*** Supplied records ***

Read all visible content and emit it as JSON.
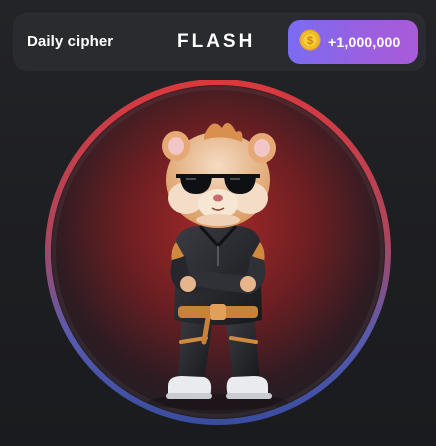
{
  "cipher": {
    "label": "Daily cipher",
    "word": "FLASH",
    "reward": "+1,000,000"
  },
  "icons": {
    "coin": "coin-icon",
    "character": "hamster-character"
  },
  "colors": {
    "background": "#1e1f22",
    "bar_background": "#2a2b2f",
    "badge_gradient_start": "#7a6cf2",
    "badge_gradient_end": "#a95bd8",
    "coin": "#f3c32c",
    "ring_top": "#e0393d",
    "ring_bottom": "#4a62c9",
    "glow": "#8a2326"
  }
}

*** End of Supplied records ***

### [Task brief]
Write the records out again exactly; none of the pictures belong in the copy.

### [Finished exercise]
Read all visible content and emit it as JSON.
{
  "cipher": {
    "label": "Daily cipher",
    "word": "FLASH",
    "reward": "+1,000,000"
  },
  "icons": {
    "coin": "coin-icon",
    "character": "hamster-character"
  },
  "colors": {
    "background": "#1e1f22",
    "bar_background": "#2a2b2f",
    "badge_gradient_start": "#7a6cf2",
    "badge_gradient_end": "#a95bd8",
    "coin": "#f3c32c",
    "ring_top": "#e0393d",
    "ring_bottom": "#4a62c9",
    "glow": "#8a2326"
  }
}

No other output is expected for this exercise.